What the task asks: Where a line of the data holds the word "第一阶段", copy that line.

##########

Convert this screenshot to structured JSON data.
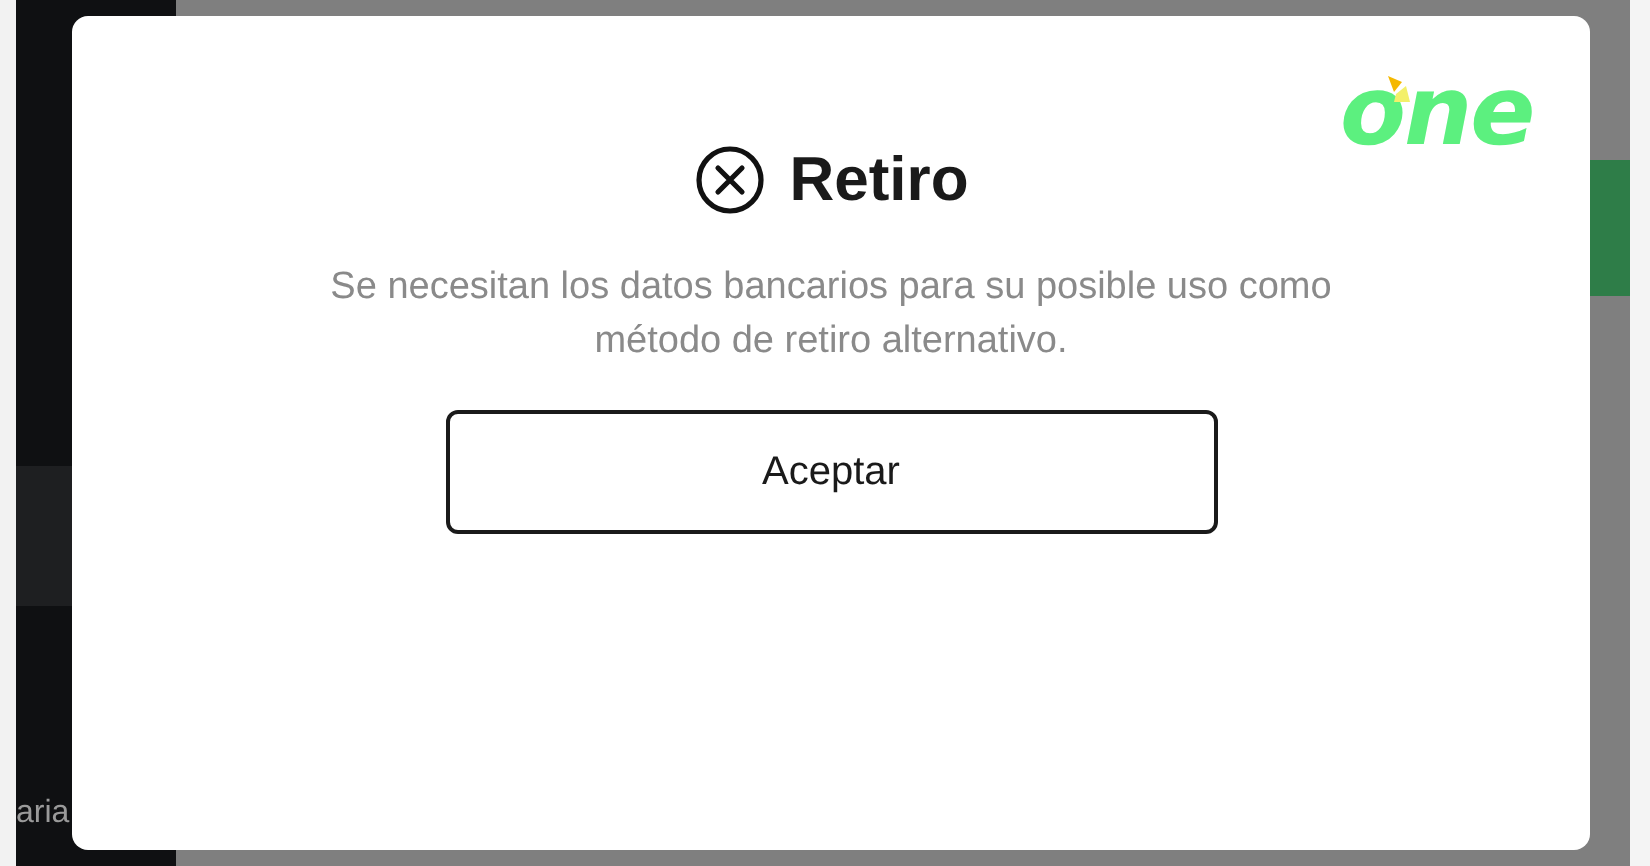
{
  "background": {
    "sidebar_label": "aria"
  },
  "logo": {
    "text": "one"
  },
  "dialog": {
    "title": "Retiro",
    "message": "Se necesitan los datos bancarios para su posible uso como método de retiro alternativo.",
    "button": "Aceptar"
  }
}
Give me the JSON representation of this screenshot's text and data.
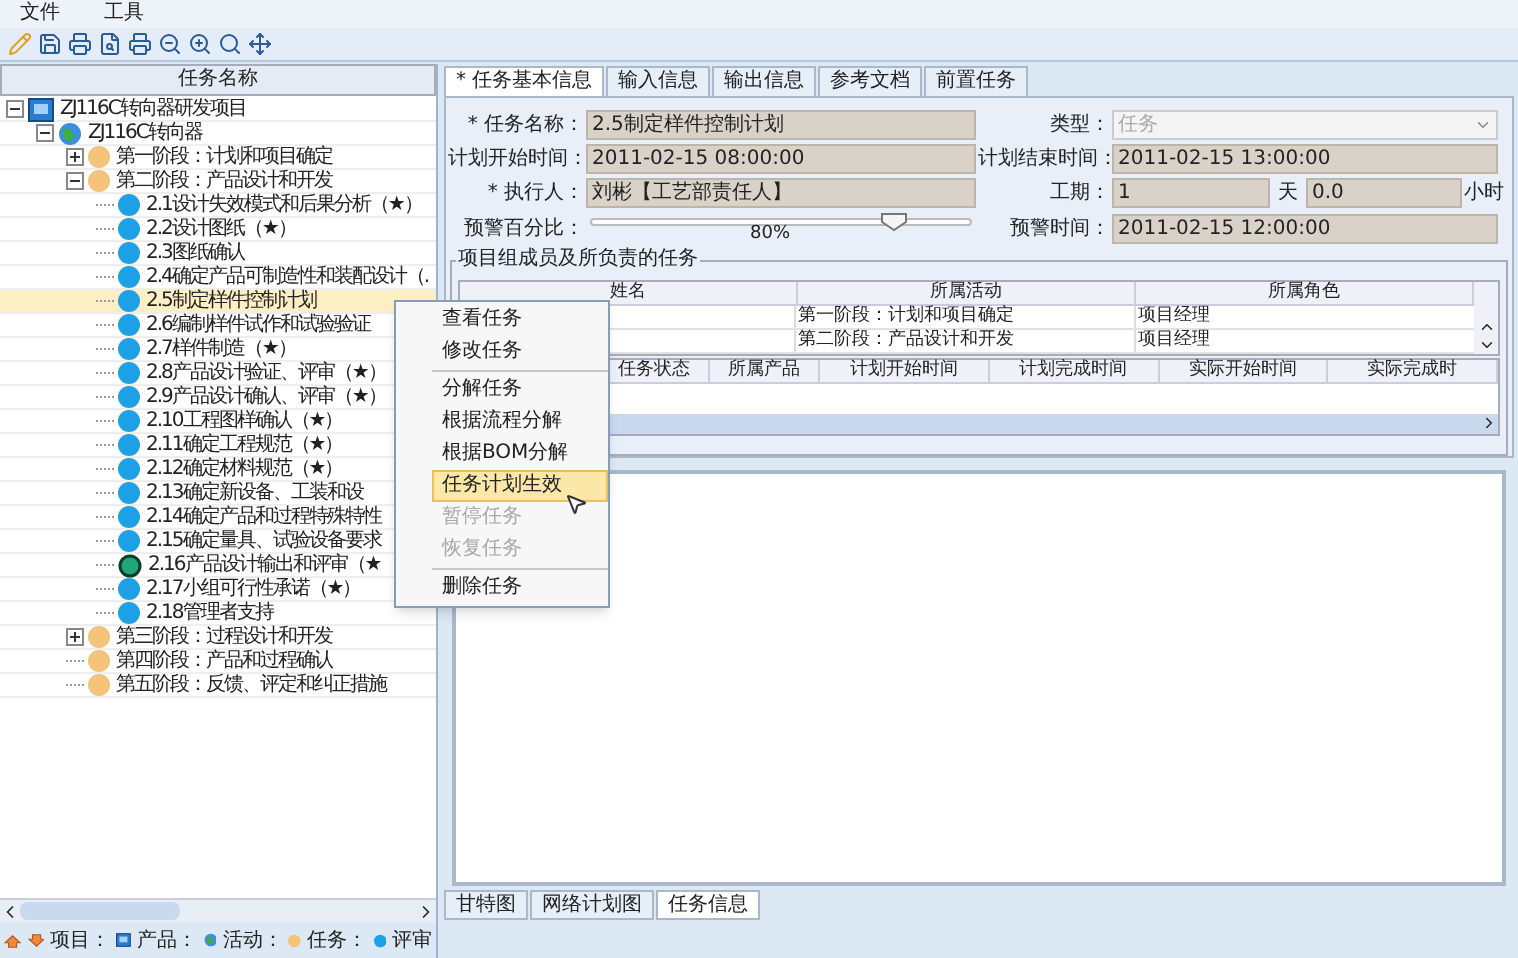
{
  "menu_bar": [
    "文件",
    "工具"
  ],
  "left_panel": {
    "header": "任务名称",
    "tree": [
      {
        "label": "ZJ116C转向器研发项目",
        "kind": "project",
        "expanded": true,
        "selected": false,
        "children": [
          {
            "label": "ZJ116C转向器",
            "kind": "product",
            "expanded": true,
            "selected": false,
            "children": [
              {
                "label": "第一阶段：计划和项目确定",
                "kind": "activity",
                "expanded": false,
                "selected": false
              },
              {
                "label": "第二阶段：产品设计和开发",
                "kind": "activity",
                "expanded": true,
                "selected": false,
                "children": [
                  {
                    "label": "2.1设计失效模式和后果分析（★）",
                    "kind": "task",
                    "selected": false
                  },
                  {
                    "label": "2.2设计图纸（★）",
                    "kind": "task",
                    "selected": false
                  },
                  {
                    "label": "2.3图纸确认",
                    "kind": "task",
                    "selected": false
                  },
                  {
                    "label": "2.4确定产品可制造性和装配设计（.",
                    "kind": "task",
                    "selected": false
                  },
                  {
                    "label": "2.5制定样件控制计划",
                    "kind": "task",
                    "selected": true
                  },
                  {
                    "label": "2.6编制样件试作和试验验证",
                    "kind": "task",
                    "selected": false
                  },
                  {
                    "label": "2.7样件制造（★）",
                    "kind": "task",
                    "selected": false
                  },
                  {
                    "label": "2.8产品设计验证、评审（★）",
                    "kind": "task",
                    "selected": false
                  },
                  {
                    "label": "2.9产品设计确认、评审（★）",
                    "kind": "task",
                    "selected": false
                  },
                  {
                    "label": "2.10工程图样确认（★）",
                    "kind": "task",
                    "selected": false
                  },
                  {
                    "label": "2.11确定工程规范（★）",
                    "kind": "task",
                    "selected": false
                  },
                  {
                    "label": "2.12确定材料规范（★）",
                    "kind": "task",
                    "selected": false
                  },
                  {
                    "label": "2.13确定新设备、工装和设",
                    "kind": "task",
                    "selected": false
                  },
                  {
                    "label": "2.14确定产品和过程特殊特性",
                    "kind": "task",
                    "selected": false
                  },
                  {
                    "label": "2.15确定量具、试验设备要求",
                    "kind": "task",
                    "selected": false
                  },
                  {
                    "label": "2.16产品设计输出和评审（★",
                    "kind": "review",
                    "selected": false
                  },
                  {
                    "label": "2.17小组可行性承诺（★）",
                    "kind": "task",
                    "selected": false
                  },
                  {
                    "label": "2.18管理者支持",
                    "kind": "task",
                    "selected": false
                  }
                ]
              },
              {
                "label": "第三阶段：过程设计和开发",
                "kind": "activity",
                "expanded": false,
                "selected": false
              },
              {
                "label": "第四阶段：产品和过程确认",
                "kind": "activity",
                "selected": false
              },
              {
                "label": "第五阶段：反馈、评定和纠正措施",
                "kind": "activity",
                "selected": false
              }
            ]
          }
        ]
      }
    ],
    "legend": [
      {
        "label": "项目：",
        "kind": "product"
      },
      {
        "label": "产品：",
        "kind": "activity"
      },
      {
        "label": "活动：",
        "kind": "phase"
      },
      {
        "label": "任务：",
        "kind": "task"
      },
      {
        "label": "评审",
        "kind": "none"
      }
    ]
  },
  "tabs": [
    {
      "label": "* 任务基本信息",
      "selected": true
    },
    {
      "label": "输入信息",
      "selected": false
    },
    {
      "label": "输出信息",
      "selected": false
    },
    {
      "label": "参考文档",
      "selected": false
    },
    {
      "label": "前置任务",
      "selected": false
    }
  ],
  "form": {
    "name": {
      "label": "* 任务名称：",
      "value": "2.5制定样件控制计划"
    },
    "type": {
      "label": "类型：",
      "value": "任务",
      "disabled": true
    },
    "start": {
      "label": "计划开始时间：",
      "value": "2011-02-15 08:00:00"
    },
    "end": {
      "label": "计划结束时间：",
      "value": "2011-02-15 13:00:00"
    },
    "executor": {
      "label": "* 执行人：",
      "value": "刘彬【工艺部责任人】"
    },
    "duration": {
      "label": "工期：",
      "days": "1",
      "day_unit": "天",
      "hours": "0.0",
      "hour_unit": "小时"
    },
    "warning_percent": {
      "label": "预警百分比：",
      "level": 0.8,
      "reading": "80%"
    },
    "warning_time": {
      "label": "预警时间：",
      "value": "2011-02-15 12:00:00"
    }
  },
  "members": {
    "title": "项目组成员及所负责的任务",
    "columns": [
      "姓名",
      "所属活动",
      "所属角色"
    ],
    "rows": [
      {
        "activity": "第一阶段：计划和项目确定",
        "role": "项目经理"
      },
      {
        "activity": "第二阶段：产品设计和开发",
        "role": "项目经理"
      }
    ]
  },
  "tasks_table": {
    "columns": [
      "任务状态",
      "所属产品",
      "计划开始时间",
      "计划完成时间",
      "实际开始时间",
      "实际完成时"
    ]
  },
  "context_menu": [
    {
      "label": "查看任务",
      "disabled": false,
      "selected": false
    },
    {
      "label": "修改任务",
      "disabled": false,
      "selected": false,
      "separator_after": true
    },
    {
      "label": "分解任务",
      "disabled": false,
      "selected": false
    },
    {
      "label": "根据流程分解",
      "disabled": false,
      "selected": false
    },
    {
      "label": "根据BOM分解",
      "disabled": false,
      "selected": false
    },
    {
      "label": "任务计划生效",
      "disabled": false,
      "selected": true
    },
    {
      "label": "暂停任务",
      "disabled": true,
      "selected": false
    },
    {
      "label": "恢复任务",
      "disabled": true,
      "selected": false,
      "separator_after": true
    },
    {
      "label": "删除任务",
      "disabled": false,
      "selected": false
    }
  ],
  "bottom_tabs": [
    {
      "label": "甘特图",
      "selected": false
    },
    {
      "label": "网络计划图",
      "selected": false
    },
    {
      "label": "任务信息",
      "selected": true
    }
  ]
}
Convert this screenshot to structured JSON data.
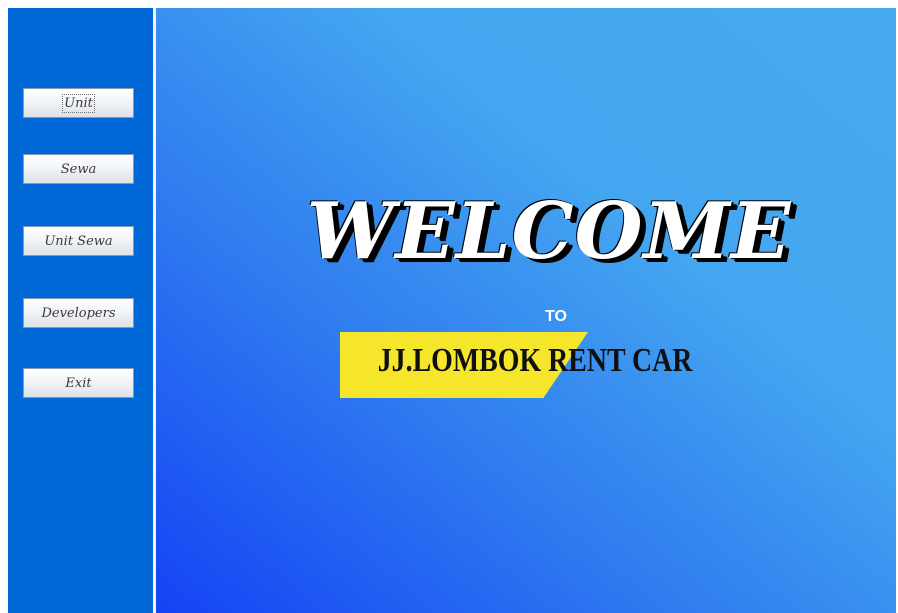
{
  "sidebar": {
    "buttons": [
      {
        "label": "Unit"
      },
      {
        "label": "Sewa"
      },
      {
        "label": "Unit Sewa"
      },
      {
        "label": "Developers"
      },
      {
        "label": "Exit"
      }
    ]
  },
  "main": {
    "welcome": "WELCOME",
    "to": "TO",
    "company": "JJ.LOMBOK RENT CAR"
  },
  "colors": {
    "sidebar_bg": "#0067d6",
    "main_gradient_start": "#1443f5",
    "main_gradient_end": "#48aaee",
    "banner_yellow": "#f5e62b"
  }
}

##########

Problem solution:
                "label": "第一阶段：计划和项目确定",
        "activity": "第一阶段：计划和项目确定",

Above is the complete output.